The next morning, as our family began breakfast after a month apart, we got a call. Roger had fallen again. This time Roger could not help at all to stand himself back up. Thankfully, I had just arrived and could lift him myself and get him back to his chair—something the women would have struggled to do themselves. Even in this, God’s timing was perfect.

The next few weeks, Roger deteriorated rapidly. With Roger’s every new low we were so grateful to God that he had led us to come when we did. There was no way we could have known. Only because of God’s kindness were we right where we needed to be at the exact right time. He had prepared us for this a year ago by prompting us to visit and showing Tessa what needed to happen. And now here we were, Roger now officially dying on the day in April we had originally planned to leave from Madagascar. We would have been too late.

The night before he died, we all sat beside Roger: Karen, Tessa, Molly, and me. We were listening to his rhythmic breathing (made less painful by the morphine) as the pallor of death grew. I think we all cherished the opportunity to sit, sing, and talk to him one last time—sharing our final thoughts in the reverie of his room.

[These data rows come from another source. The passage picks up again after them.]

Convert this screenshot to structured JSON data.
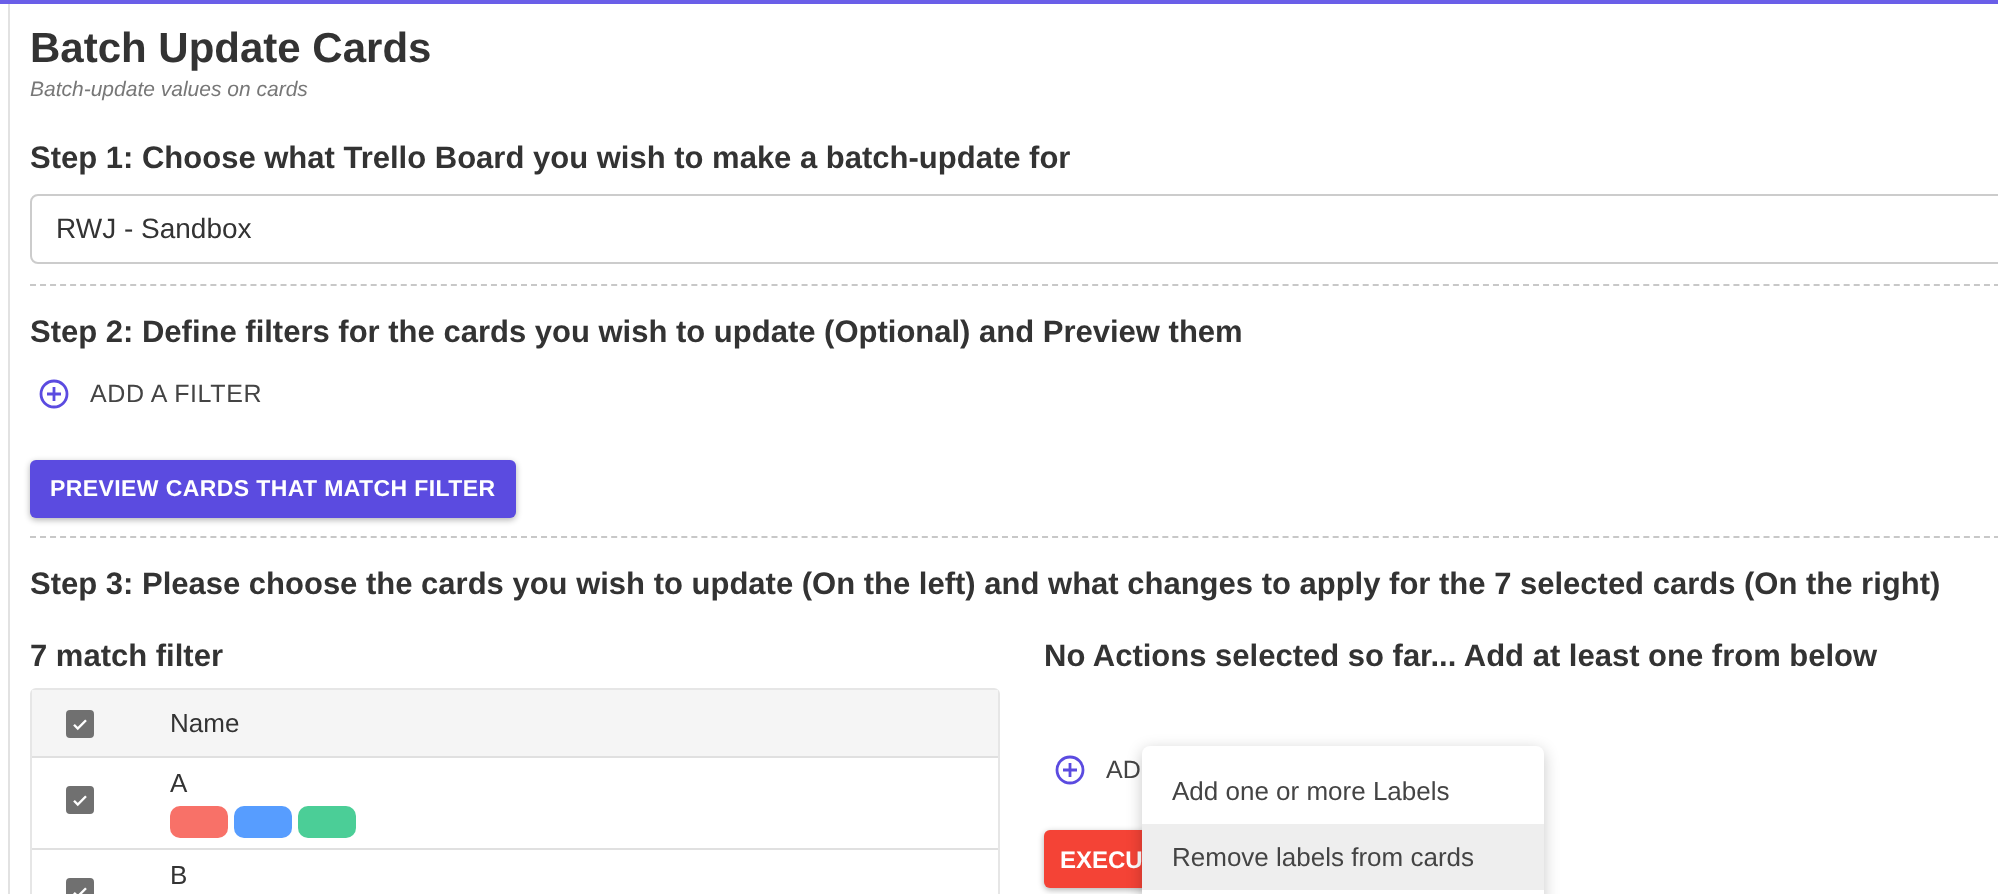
{
  "title": "Batch Update Cards",
  "subtitle": "Batch-update values on cards",
  "step1": {
    "heading": "Step 1: Choose what Trello Board you wish to make a batch-update for",
    "board_value": "RWJ - Sandbox"
  },
  "step2": {
    "heading": "Step 2: Define filters for the cards you wish to update (Optional) and Preview them",
    "add_filter": "ADD A FILTER",
    "preview_button": "PREVIEW CARDS THAT MATCH FILTER"
  },
  "step3": {
    "heading": "Step 3: Please choose the cards you wish to update (On the left) and what changes to apply for the 7 selected cards (On the right)",
    "match_title": "7 match filter",
    "table": {
      "header_checked": true,
      "column": "Name",
      "rows": [
        {
          "name": "A",
          "checked": true,
          "labels": [
            {
              "color": "#f87168"
            },
            {
              "color": "#579dff"
            },
            {
              "color": "#4bce97"
            }
          ]
        },
        {
          "name": "B",
          "checked": true,
          "labels": []
        }
      ]
    },
    "actions_title": "No Actions selected so far... Add at least one from below",
    "add_action": "AD",
    "execute_button": "EXECU",
    "menu": [
      {
        "label": "Add one or more Labels",
        "selected": false
      },
      {
        "label": "Remove labels from cards",
        "selected": true
      }
    ]
  }
}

Those last few hours were surreal as we seemed to sit there still beside him while, in some unseen way, Roger made his way through the valley shrouded in death and ascended that final mountain. There at the top, he slowly pulled his knees up and cocooned himself, waiting not for the end but rather a new beginning. There was a whispered calm that night. Truly, though he walked through the valley of the shadow of death, we feared no evil, for Jesus was with us, comforting us like the Good Shepherd he is.

We had sat in shifts throughout the night, never all sitting in there at the same time. Later the next morning we all assembled and ate breakfast together, then slowly trickled back into Roger’s room. It seems Roger sensed everyone was back together—and he was ready. With his wife and daughters in the room with him, Roger let go of this life and stepped into the next, running to the One who had always loved him and adopted him into his eternal family.

It wasn’t until later my own father and mother reminded me. Roger had died two years to the day that we left for Madagascar in 2017. Only God could have done what he did in our lives over those two years and yet simultaneously arranged for us to come back at the exact right time to be with Roger.

The cold chill in my soul was warmed by the kind warm sun in the Spring air as I walked outside. I had just watched Roger step into the afterlife. A friend from church had just arrived with lunch, reaffirming one last time for Roger that God was with him in all seen and unseen ways. In the wake of death, I think everything grows a little lighter and less stable. It felt as if that soft breeze might carry me away with all that I knew. Underneath that shaken certainty, however, and past the unstoppable force of mortality, was something more real than me or the cars zipping along the road beside the house. It was more real than the chirping birds, the swaying maples or the brightly shining sun. Past all this was the bedrock-solid reality of a personality of powerful love: aware of all that was going on, conducting it all, and reaching out in affectionate care. When everything else was exposed as fleeting and fickle, Jesus stood taller and more real. He was with us.

Roger was a draftsmen. He loved the calculations and sketch work for building new structures. Roger will not be remembered for the buildings he helped build, or for any great achievements. He will also not be remembered as a poor slug of a man who limped through the end of his life as another whitewashed victim of Alzheimer’s. Roger will be remembered by his family—his wife and daughters, his son-in-law and granddaughter, and his spiritual family in the church—as a man in whose life Jesus made all the difference. Roger’s life had been torn down and then rebuilt on the solid foundation of Jesus Christ. And although Alzheimer’s leveled all the terrible weight and fury of its malevolence on him, it could never separate Roger from the One who loved him.